WHAT TO DO: Reproduce the entries below in full and without error.

DATA SECTION:
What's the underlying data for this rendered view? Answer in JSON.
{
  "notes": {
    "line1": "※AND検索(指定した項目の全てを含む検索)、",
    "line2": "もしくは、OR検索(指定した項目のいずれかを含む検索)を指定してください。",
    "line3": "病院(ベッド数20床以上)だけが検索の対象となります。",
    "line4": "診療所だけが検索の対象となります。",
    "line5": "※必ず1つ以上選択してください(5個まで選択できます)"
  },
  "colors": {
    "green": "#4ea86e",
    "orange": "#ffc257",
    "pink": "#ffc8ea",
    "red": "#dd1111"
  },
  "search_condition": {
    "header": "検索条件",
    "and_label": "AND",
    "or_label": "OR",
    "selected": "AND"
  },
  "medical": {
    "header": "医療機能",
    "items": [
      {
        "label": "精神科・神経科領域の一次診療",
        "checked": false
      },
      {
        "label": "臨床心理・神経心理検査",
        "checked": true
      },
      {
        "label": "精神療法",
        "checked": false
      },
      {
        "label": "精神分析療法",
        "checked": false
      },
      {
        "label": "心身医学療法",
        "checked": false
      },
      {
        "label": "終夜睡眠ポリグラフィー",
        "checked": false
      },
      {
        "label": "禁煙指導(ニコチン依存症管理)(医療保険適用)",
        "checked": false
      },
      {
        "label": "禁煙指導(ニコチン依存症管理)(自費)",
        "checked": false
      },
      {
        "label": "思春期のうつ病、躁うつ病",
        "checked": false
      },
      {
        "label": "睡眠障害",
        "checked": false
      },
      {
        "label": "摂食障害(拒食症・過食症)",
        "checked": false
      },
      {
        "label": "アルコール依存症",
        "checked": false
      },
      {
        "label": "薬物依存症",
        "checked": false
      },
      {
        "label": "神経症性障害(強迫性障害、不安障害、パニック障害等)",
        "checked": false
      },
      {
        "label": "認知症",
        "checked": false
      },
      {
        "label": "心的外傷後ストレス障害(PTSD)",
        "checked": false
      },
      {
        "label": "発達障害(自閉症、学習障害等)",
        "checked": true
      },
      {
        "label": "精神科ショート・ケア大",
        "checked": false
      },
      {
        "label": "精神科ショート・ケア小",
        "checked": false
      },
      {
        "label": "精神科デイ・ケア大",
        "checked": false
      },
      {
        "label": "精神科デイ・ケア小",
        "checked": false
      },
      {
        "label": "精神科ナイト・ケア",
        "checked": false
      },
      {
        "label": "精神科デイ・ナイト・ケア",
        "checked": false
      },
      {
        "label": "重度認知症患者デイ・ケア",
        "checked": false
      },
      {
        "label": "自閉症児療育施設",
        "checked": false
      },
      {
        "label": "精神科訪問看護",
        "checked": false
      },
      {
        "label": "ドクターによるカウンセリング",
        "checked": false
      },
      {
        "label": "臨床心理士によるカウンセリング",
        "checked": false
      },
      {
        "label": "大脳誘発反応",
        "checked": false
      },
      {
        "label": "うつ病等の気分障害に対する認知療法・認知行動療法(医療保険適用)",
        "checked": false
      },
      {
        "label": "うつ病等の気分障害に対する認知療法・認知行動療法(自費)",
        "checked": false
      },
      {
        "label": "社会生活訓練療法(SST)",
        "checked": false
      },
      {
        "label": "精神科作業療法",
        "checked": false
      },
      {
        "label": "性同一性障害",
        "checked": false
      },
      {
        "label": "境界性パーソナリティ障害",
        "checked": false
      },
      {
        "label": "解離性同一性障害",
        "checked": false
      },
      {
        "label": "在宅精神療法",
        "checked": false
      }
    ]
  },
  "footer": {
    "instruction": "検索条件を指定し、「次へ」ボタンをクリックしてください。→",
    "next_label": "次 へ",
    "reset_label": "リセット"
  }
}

REPLY:
What's the underlying data for this rendered view? Answer in JSON.
{
  "notes": {
    "line1": "※AND検索(指定した項目の全てを含む検索)、",
    "line2": "もしくは、OR検索(指定した項目のいずれかを含む検索)を指定してください。",
    "line3": "病院(ベッド数20床以上)だけが検索の対象となります。",
    "line4": "診療所だけが検索の対象となります。",
    "line5": "※必ず1つ以上選択してください(5個まで選択できます)"
  },
  "colors": {
    "green": "#4ea86e",
    "orange": "#ffc257",
    "pink": "#ffc8ea",
    "red": "#dd1111"
  },
  "search_condition": {
    "header": "検索条件",
    "and_label": "AND",
    "or_label": "OR",
    "selected": "AND"
  },
  "medical": {
    "header": "医療機能",
    "items": [
      {
        "label": "精神科・神経科領域の一次診療",
        "checked": false
      },
      {
        "label": "臨床心理・神経心理検査",
        "checked": true
      },
      {
        "label": "精神療法",
        "checked": false
      },
      {
        "label": "精神分析療法",
        "checked": false
      },
      {
        "label": "心身医学療法",
        "checked": false
      },
      {
        "label": "終夜睡眠ポリグラフィー",
        "checked": false
      },
      {
        "label": "禁煙指導(ニコチン依存症管理)(医療保険適用)",
        "checked": false
      },
      {
        "label": "禁煙指導(ニコチン依存症管理)(自費)",
        "checked": false
      },
      {
        "label": "思春期のうつ病、躁うつ病",
        "checked": false
      },
      {
        "label": "睡眠障害",
        "checked": false
      },
      {
        "label": "摂食障害(拒食症・過食症)",
        "checked": false
      },
      {
        "label": "アルコール依存症",
        "checked": false
      },
      {
        "label": "薬物依存症",
        "checked": false
      },
      {
        "label": "神経症性障害(強迫性障害、不安障害、パニック障害等)",
        "checked": false
      },
      {
        "label": "認知症",
        "checked": false
      },
      {
        "label": "心的外傷後ストレス障害(PTSD)",
        "checked": false
      },
      {
        "label": "発達障害(自閉症、学習障害等)",
        "checked": true
      },
      {
        "label": "精神科ショート・ケア大",
        "checked": false
      },
      {
        "label": "精神科ショート・ケア小",
        "checked": false
      },
      {
        "label": "精神科デイ・ケア大",
        "checked": false
      },
      {
        "label": "精神科デイ・ケア小",
        "checked": false
      },
      {
        "label": "精神科ナイト・ケア",
        "checked": false
      },
      {
        "label": "精神科デイ・ナイト・ケア",
        "checked": false
      },
      {
        "label": "重度認知症患者デイ・ケア",
        "checked": false
      },
      {
        "label": "自閉症児療育施設",
        "checked": false
      },
      {
        "label": "精神科訪問看護",
        "checked": false
      },
      {
        "label": "ドクターによるカウンセリング",
        "checked": false
      },
      {
        "label": "臨床心理士によるカウンセリング",
        "checked": false
      },
      {
        "label": "大脳誘発反応",
        "checked": false
      },
      {
        "label": "うつ病等の気分障害に対する認知療法・認知行動療法(医療保険適用)",
        "checked": false
      },
      {
        "label": "うつ病等の気分障害に対する認知療法・認知行動療法(自費)",
        "checked": false
      },
      {
        "label": "社会生活訓練療法(SST)",
        "checked": false
      },
      {
        "label": "精神科作業療法",
        "checked": false
      },
      {
        "label": "性同一性障害",
        "checked": false
      },
      {
        "label": "境界性パーソナリティ障害",
        "checked": false
      },
      {
        "label": "解離性同一性障害",
        "checked": false
      },
      {
        "label": "在宅精神療法",
        "checked": false
      }
    ]
  },
  "footer": {
    "instruction": "検索条件を指定し、「次へ」ボタンをクリックしてください。→",
    "next_label": "次 へ",
    "reset_label": "リセット"
  }
}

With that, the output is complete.